___ The data
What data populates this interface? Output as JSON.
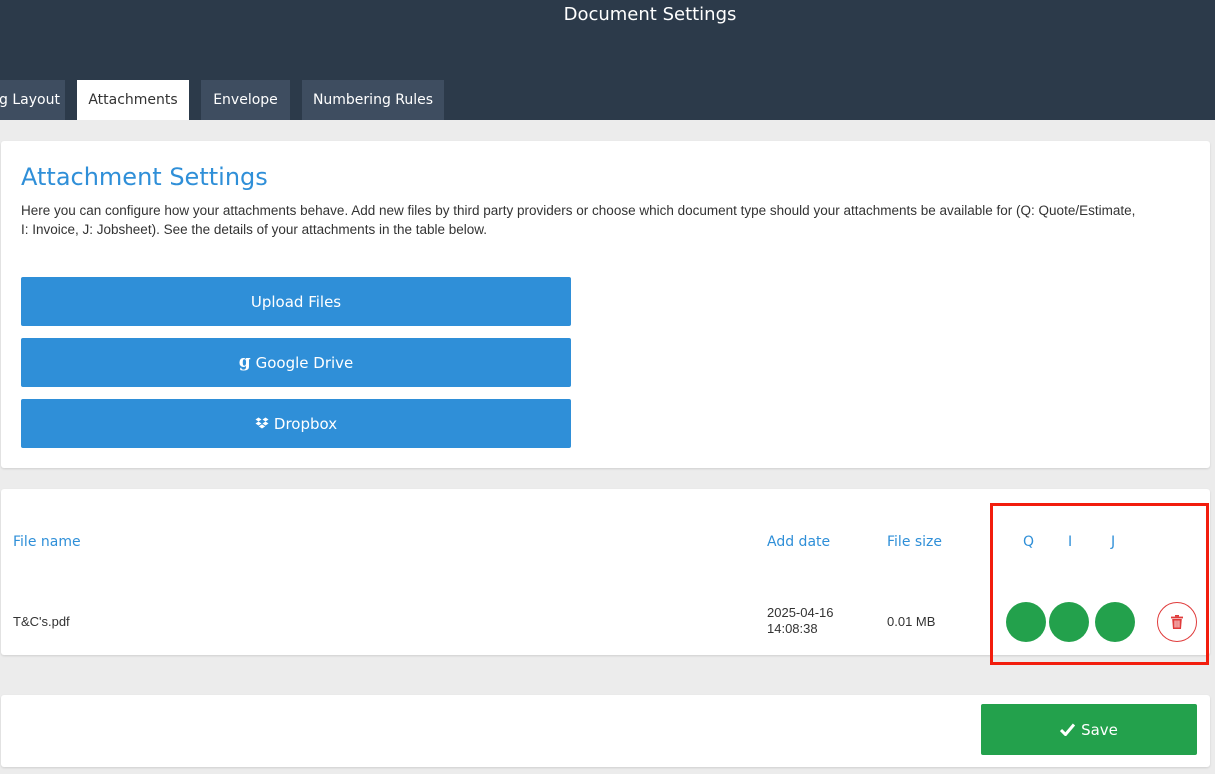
{
  "header": {
    "title": "Document Settings"
  },
  "tabs": [
    {
      "label": "g Layout",
      "active": false
    },
    {
      "label": "Attachments",
      "active": true
    },
    {
      "label": "Envelope",
      "active": false
    },
    {
      "label": "Numbering Rules",
      "active": false
    }
  ],
  "settings": {
    "title": "Attachment Settings",
    "description": "Here you can configure how your attachments behave. Add new files by third party providers or choose which document type should your attachments be available for (Q: Quote/Estimate, I: Invoice, J: Jobsheet). See the details of your attachments in the table below.",
    "buttons": {
      "upload": "Upload Files",
      "google_drive": "Google Drive",
      "google_drive_icon": "g",
      "dropbox": "Dropbox"
    }
  },
  "table": {
    "headers": {
      "file_name": "File name",
      "add_date": "Add date",
      "file_size": "File size",
      "q": "Q",
      "i": "I",
      "j": "J"
    },
    "rows": [
      {
        "file_name": "T&C's.pdf",
        "add_date_line1": "2025-04-16",
        "add_date_line2": "14:08:38",
        "file_size": "0.01 MB",
        "q_enabled": true,
        "i_enabled": true,
        "j_enabled": true
      }
    ]
  },
  "footer": {
    "save_label": "Save"
  },
  "colors": {
    "header_bg": "#2c3a4a",
    "tab_bg": "#3e4d60",
    "accent_blue": "#2f8fd8",
    "toggle_green": "#23a14c",
    "delete_red": "#e03b3b",
    "highlight_red": "#f21d0d"
  },
  "icons": {
    "google_drive": "google-g-icon",
    "dropbox": "dropbox-icon",
    "delete": "trash-icon",
    "save": "checkmark-icon"
  }
}
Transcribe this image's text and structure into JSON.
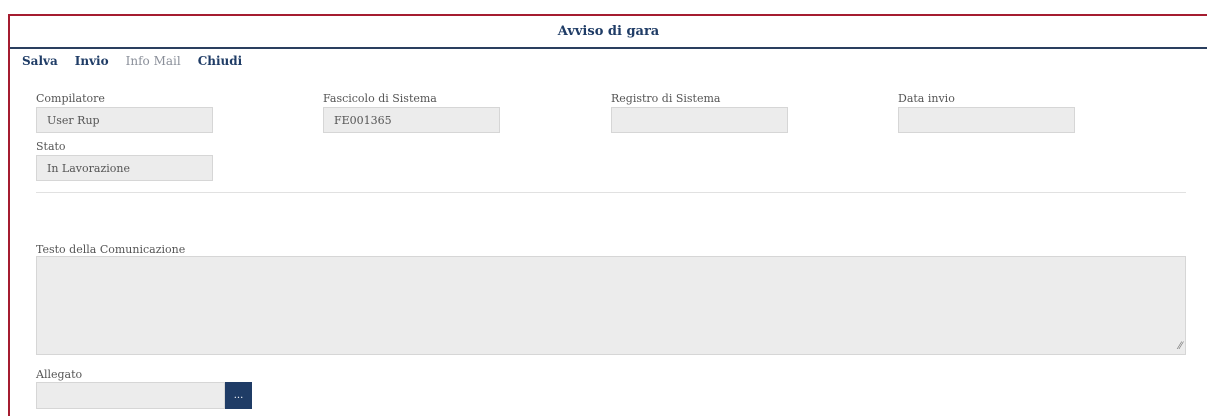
{
  "window": {
    "title": "Avviso di gara"
  },
  "toolbar": {
    "salva": "Salva",
    "invio": "Invio",
    "info_mail": "Info Mail",
    "chiudi": "Chiudi"
  },
  "fields": {
    "compilatore": {
      "label": "Compilatore",
      "value": "User Rup"
    },
    "fascicolo": {
      "label": "Fascicolo di Sistema",
      "value": "FE001365"
    },
    "registro": {
      "label": "Registro di Sistema",
      "value": ""
    },
    "data_invio": {
      "label": "Data invio",
      "value": ""
    },
    "stato": {
      "label": "Stato",
      "value": "In Lavorazione"
    }
  },
  "testo": {
    "label": "Testo della Comunicazione",
    "value": ""
  },
  "allegato": {
    "label": "Allegato",
    "value": "",
    "button": "..."
  },
  "colors": {
    "accent": "#a51c30",
    "primary": "#1f3c66",
    "field_bg": "#ececec"
  }
}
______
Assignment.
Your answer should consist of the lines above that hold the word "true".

Solution below.
      "active": true
        "q_enabled": true,
        "i_enabled": true,
        "j_enabled": true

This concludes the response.